The second half of the show saved the night, beginning with the heavy thumps of "Pump It," from the hit-filled album Monkey Business (Interscope, 2005). Suddenly, the Stravinsky floor morphed into a hopped up mass that resembled an oversized childrens' jumping castle.
A strong string of familiar, inspiring grooves followed, and as the Peas roared down their closing stretch, they proved they were indeed one of the hottest acts currently touring.
George Duke Trio featuring Chaka Khan: Class Act
Considering the wide range of performers, perhaps George Duke best bridged between the genres of classical and progressive music. With a gig that could have been a tribute set, Duke traversed terrain that was both familiar and eye opening.
Duke had the perfect attitude for his aptitude. He looked thrilled and honored to perform in the intimate Miles Davis Hall, a demeanor mirrored by both his brilliant trio and the featured singer, Chaka Khan. The performers began as a gourmet, late-night snack kicking things off around 1 am, but they became a full on feast by their nearly 3 am conclusion. This superhero showcase, complete with fantastic four, stood proudly amidst far more heavily hyped acts.

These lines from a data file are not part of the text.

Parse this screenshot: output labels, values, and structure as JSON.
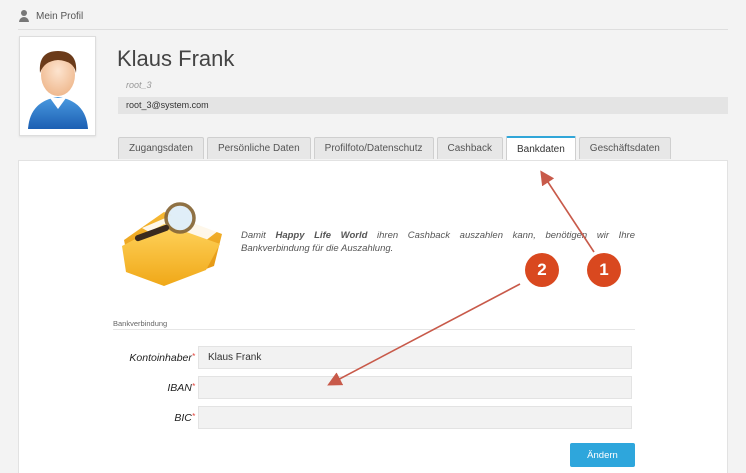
{
  "breadcrumb": {
    "label": "Mein Profil"
  },
  "profile": {
    "name": "Klaus Frank",
    "username": "root_3",
    "email": "root_3@system.com"
  },
  "tabs": [
    {
      "label": "Zugangsdaten",
      "active": false
    },
    {
      "label": "Persönliche Daten",
      "active": false
    },
    {
      "label": "Profilfoto/Datenschutz",
      "active": false
    },
    {
      "label": "Cashback",
      "active": false
    },
    {
      "label": "Bankdaten",
      "active": true
    },
    {
      "label": "Geschäftsdaten",
      "active": false
    }
  ],
  "info": {
    "text_before": "Damit ",
    "brand": "Happy Life World",
    "text_after": " ihren Cashback auszahlen kann, benötigen wir Ihre Bankverbindung für die Auszahlung."
  },
  "section": {
    "label": "Bankverbindung"
  },
  "form": {
    "kontoinhaber_label": "Kontoinhaber",
    "kontoinhaber_value": "Klaus Frank",
    "iban_label": "IBAN",
    "iban_value": "",
    "bic_label": "BIC",
    "bic_value": "",
    "required_mark": "*",
    "submit_label": "Ändern"
  },
  "annotations": {
    "marker_1": "1",
    "marker_2": "2",
    "color": "#d9481f"
  },
  "colors": {
    "accent": "#2ea6dc",
    "background": "#f3f3f3"
  }
}
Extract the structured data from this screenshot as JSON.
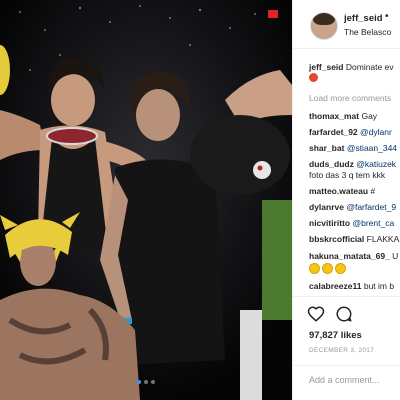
{
  "post": {
    "username": "jeff_seid",
    "more_dot": "•",
    "location": "The Belasco",
    "caption_user": "jeff_seid",
    "caption_text": "Dominate ev",
    "load_more": "Load more comments",
    "comments": [
      {
        "user": "thomax_mat",
        "text": "Gay"
      },
      {
        "user": "farfardet_92",
        "mention": "@dylanr"
      },
      {
        "user": "shar_bat",
        "mention": "@stiaan_344"
      },
      {
        "user": "duds_dudz",
        "mention": "@katiuzek",
        "cont": "foto das 3 q tem kkk"
      },
      {
        "user": "matteo.wateau",
        "text": "#"
      },
      {
        "user": "dylanrve",
        "mention": "@farfardet_9"
      },
      {
        "user": "nicvitiritto",
        "mention": "@brent_ca"
      },
      {
        "user": "bbskrcofficial",
        "text": "FLAKKA"
      },
      {
        "user": "hakuna_matata_69_",
        "text": "U"
      },
      {
        "user": "calabreeze11",
        "text": "but im b"
      }
    ],
    "likes": "97,827 likes",
    "date": "DECEMBER 3, 2017",
    "add_comment_placeholder": "Add a comment..."
  },
  "photo": {
    "badge_color": "#e0262a",
    "carousel_active_index": 0,
    "carousel_count": 3
  },
  "icons": [
    "heart-icon",
    "comment-icon",
    "more-icon",
    "devil-emoji-icon",
    "tear-emoji-icon"
  ],
  "colors": {
    "link": "#003569",
    "muted": "#999999",
    "text": "#262626",
    "active_dot": "#3897f0"
  }
}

Chaka Kahn may have lacked vocal nuance in some songs, but she had more than enough emotion to compensate for it. Khan's most powerful moments, and there were many, included "Take the A Train" and Billie Holiday's "End of a Love Affair," the latter piece taken from Khan's Echoes of an Era (Electra/Rhino, 1992). When she dedicated a surprising "To Sir with Love" to her late father, dry eyes were few and far between.

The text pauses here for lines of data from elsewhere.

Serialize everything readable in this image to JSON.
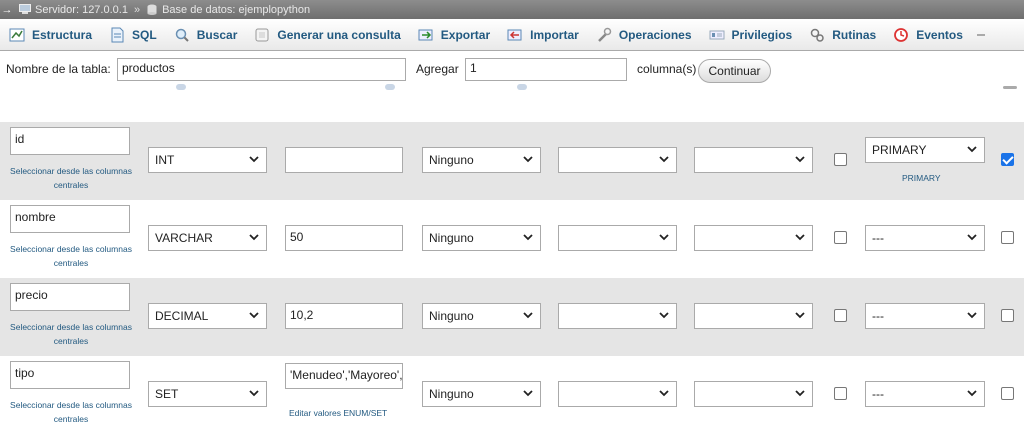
{
  "breadcrumb": {
    "server_label": "Servidor: 127.0.0.1",
    "separator": "»",
    "db_label": "Base de datos: ejemplopython"
  },
  "tabs": [
    {
      "label": "Estructura",
      "icon": "structure-icon"
    },
    {
      "label": "SQL",
      "icon": "sql-icon"
    },
    {
      "label": "Buscar",
      "icon": "search-icon"
    },
    {
      "label": "Generar una consulta",
      "icon": "query-icon"
    },
    {
      "label": "Exportar",
      "icon": "export-icon"
    },
    {
      "label": "Importar",
      "icon": "import-icon"
    },
    {
      "label": "Operaciones",
      "icon": "wrench-icon"
    },
    {
      "label": "Privilegios",
      "icon": "privileges-icon"
    },
    {
      "label": "Rutinas",
      "icon": "routines-icon"
    },
    {
      "label": "Eventos",
      "icon": "clock-icon"
    }
  ],
  "form": {
    "table_name_label": "Nombre de la tabla:",
    "table_name_value": "productos",
    "add_label": "Agregar",
    "add_value": "1",
    "columns_label": "columna(s)",
    "continue_label": "Continuar"
  },
  "central_columns_link": "Seleccionar desde las columnas centrales",
  "edit_enum_link": "Editar valores ENUM/SET",
  "columns": [
    {
      "name": "id",
      "type": "INT",
      "length": "",
      "default": "Ninguno",
      "collation": "",
      "attributes": "",
      "null": false,
      "index": "PRIMARY",
      "index_note": "PRIMARY",
      "ai": true
    },
    {
      "name": "nombre",
      "type": "VARCHAR",
      "length": "50",
      "default": "Ninguno",
      "collation": "",
      "attributes": "",
      "null": false,
      "index": "---",
      "index_note": "",
      "ai": false
    },
    {
      "name": "precio",
      "type": "DECIMAL",
      "length": "10,2",
      "default": "Ninguno",
      "collation": "",
      "attributes": "",
      "null": false,
      "index": "---",
      "index_note": "",
      "ai": false
    },
    {
      "name": "tipo",
      "type": "SET",
      "length": "'Menudeo','Mayoreo',",
      "default": "Ninguno",
      "collation": "",
      "attributes": "",
      "null": false,
      "index": "---",
      "index_note": "",
      "ai": false
    }
  ],
  "colors": {
    "link": "#235a81",
    "row_shade": "#e5e5e5",
    "checkbox_checked": "#1a73e8"
  }
}
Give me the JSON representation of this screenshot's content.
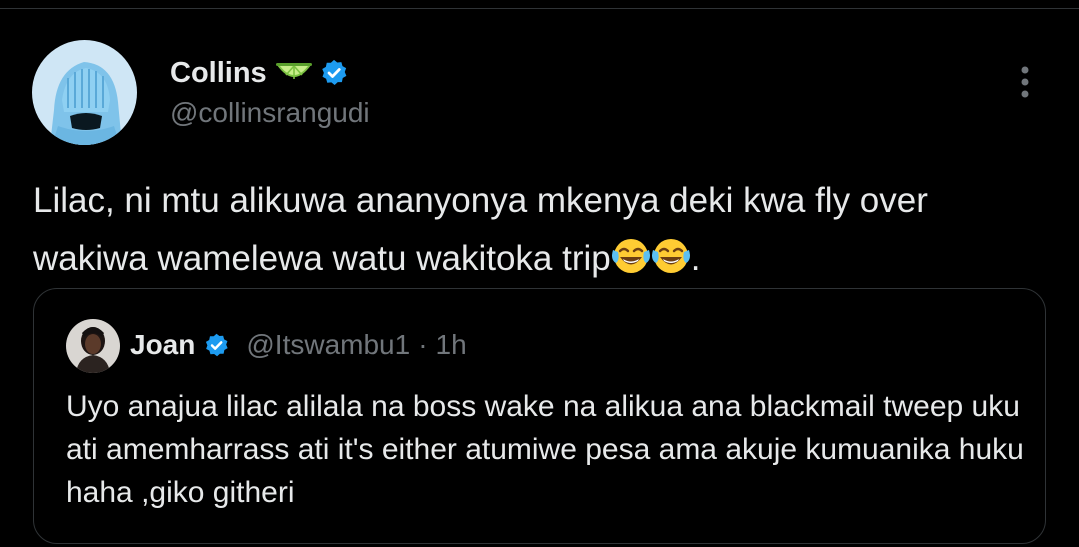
{
  "tweet": {
    "author": {
      "display_name": "Collins",
      "handle": "@collinsrangudi",
      "badge_emoji": "lime-icon",
      "verified": true
    },
    "text": "Lilac, ni mtu alikuwa ananyonya mkenya deki kwa fly over wakiwa wamelewa watu wakitoka trip",
    "text_end": ".",
    "emojis": [
      "face-with-tears-of-joy-icon",
      "face-with-tears-of-joy-icon"
    ]
  },
  "quoted_tweet": {
    "author": {
      "display_name": "Joan",
      "handle": "@Itswambu1",
      "verified": true
    },
    "separator": "·",
    "time": "1h",
    "text": "Uyo anajua lilac alilala na boss wake na alikua ana blackmail tweep uku ati amemharrass ati it's either atumiwe pesa ama akuje kumuanika huku haha ,giko githeri"
  },
  "colors": {
    "background": "#000000",
    "primary_text": "#e7e9ea",
    "secondary_text": "#71767b",
    "border": "#2f3336",
    "verified_blue": "#1d9bf0"
  }
}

"I've worked with every diva on the planet, and Chaka is one that I love," said Quincy Jones after the show. "If God made a woman with a bigger heart and a better voice, he kept her for himself."
"Many years ago when I was messed up on drugs and undependable, Quincy and Claude were always there for me," mused Khan. With this blunt admission, perhaps Ms. Kahn revealed why she put so much soul into this particular show.

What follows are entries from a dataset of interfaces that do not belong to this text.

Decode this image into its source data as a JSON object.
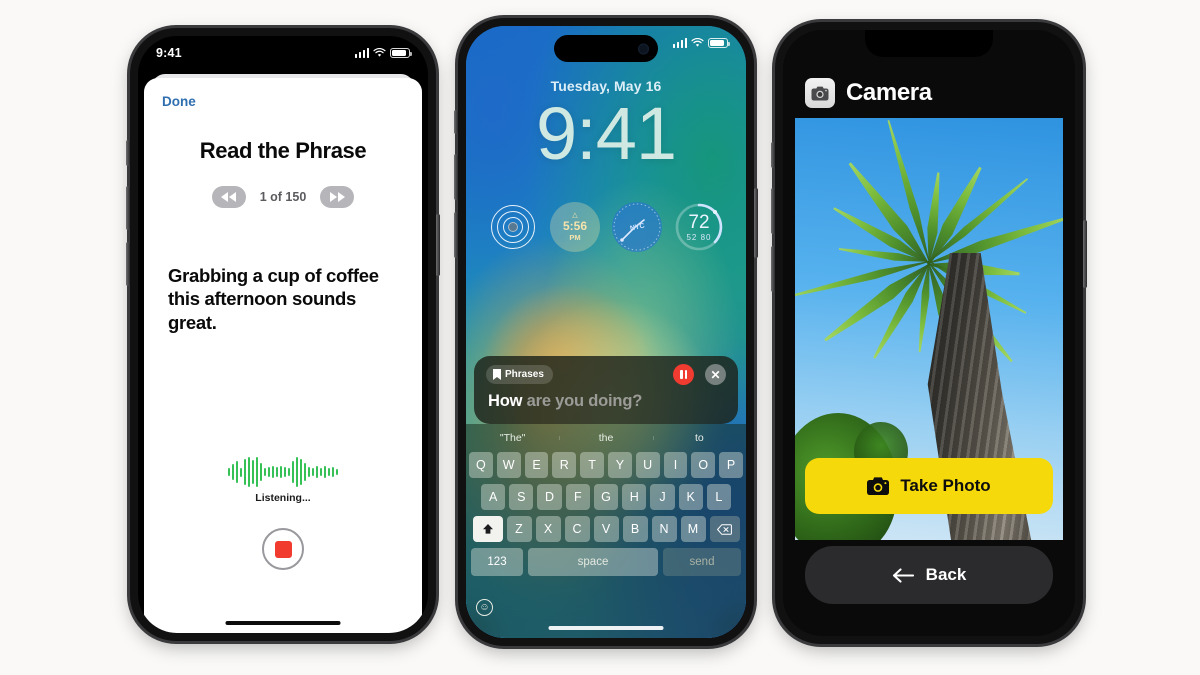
{
  "background_color": "#faf9f7",
  "phone1": {
    "name": "read-the-phrase-screen",
    "status_bar": {
      "time": "9:41",
      "signal_icon": "cellular-bars-icon",
      "wifi_icon": "wifi-icon",
      "battery_icon": "battery-icon"
    },
    "done_label": "Done",
    "title": "Read the Phrase",
    "pager": {
      "prev_icon": "rewind-icon",
      "next_icon": "fast-forward-icon",
      "label": "1 of 150"
    },
    "phrase_text": "Grabbing a cup of coffee this afternoon sounds great.",
    "waveform": {
      "icon": "audio-waveform-icon",
      "color": "#35c156"
    },
    "listening_label": "Listening...",
    "record_button": {
      "icon": "stop-record-icon",
      "color": "#f03b2e"
    }
  },
  "phone2": {
    "name": "lock-screen-with-phrases",
    "status_bar": {
      "signal_icon": "cellular-bars-icon",
      "wifi_icon": "wifi-icon",
      "battery_icon": "battery-icon"
    },
    "date": "Tuesday, May 16",
    "time": "9:41",
    "widgets": [
      {
        "name": "activity-rings-widget",
        "icon": "activity-rings-icon",
        "value": ""
      },
      {
        "name": "sunset-widget",
        "icon": "sunset-icon",
        "value": "5:56",
        "unit": "PM"
      },
      {
        "name": "stocks-widget",
        "icon": "stocks-chart-icon",
        "label": "NYC"
      },
      {
        "name": "weather-widget",
        "value": "72",
        "range": "52  80"
      }
    ],
    "phrases_card": {
      "pill_icon": "bookmark-icon",
      "pill_label": "Phrases",
      "pause_icon": "pause-icon",
      "close_icon": "close-icon",
      "typed_text": "How",
      "suggested_text": " are you doing?"
    },
    "keyboard": {
      "predictions": [
        "\"The\"",
        "the",
        "to"
      ],
      "row1": [
        "Q",
        "W",
        "E",
        "R",
        "T",
        "Y",
        "U",
        "I",
        "O",
        "P"
      ],
      "row2": [
        "A",
        "S",
        "D",
        "F",
        "G",
        "H",
        "J",
        "K",
        "L"
      ],
      "row3": [
        "Z",
        "X",
        "C",
        "V",
        "B",
        "N",
        "M"
      ],
      "shift_icon": "shift-icon",
      "backspace_icon": "backspace-icon",
      "numbers_label": "123",
      "space_label": "space",
      "send_label": "send",
      "emoji_icon": "emoji-icon"
    }
  },
  "phone3": {
    "name": "camera-action-screen",
    "app_icon": "camera-app-icon",
    "app_title": "Camera",
    "photo_alt": "palm-tree-photo",
    "take_photo": {
      "icon": "camera-icon",
      "label": "Take Photo",
      "color": "#f5d90a"
    },
    "back": {
      "icon": "arrow-left-icon",
      "label": "Back"
    }
  }
}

An appearance by George Duke surely didn't hurt either. Duke received a standing ovation as he walked on stage, then proved he deserved it. He hit all the right keys as he alternated from an ECL piano to a Yamaha Motif ES 8. Duke spent most of his time, however, on a majestic old Rhodes that looked as though it had been taken right off the set of the 1960s TV show "Mod Squad."
Rounding out the heroics were a dynamic duo of Mike Manson on bass, who managed to up the ante on a stage previously held down that evening by the bass stars SMV - Stanley, Marcus, Victor (Stanley Clarke, Marcus Miller, Victor Wooten), and drummer Ronald Bruner. Jazz fans will soon hear much more from Bruner if he continues in a similar vein.
While Montreux does not feature widespread venues, like the Montreal International Jazz Festival for example, there were still plenty of free venues near the relatively small convention complex. The zany but highly skilled Flat Earth Society from the Netherlands made the hillside grass around Parc Vernex Bandshell a fine place to spend an afternoon. Meanwhile, the Marshall University Jazz Band proved that the American East Coast offers hope for the future of the genre. New York City was well-represented by The Virgins at the nearby Jazz Café.
For European summer festivals, the competition for headliners is stiffprograms from ocean to ocean often feature similar headliners.
In fact, numerous organizers of other well-known festivals came to observe the format and enjoy the music at Montreux. Their observations mirrored my ownMontreux offers the highest standard of both tradition and innovation.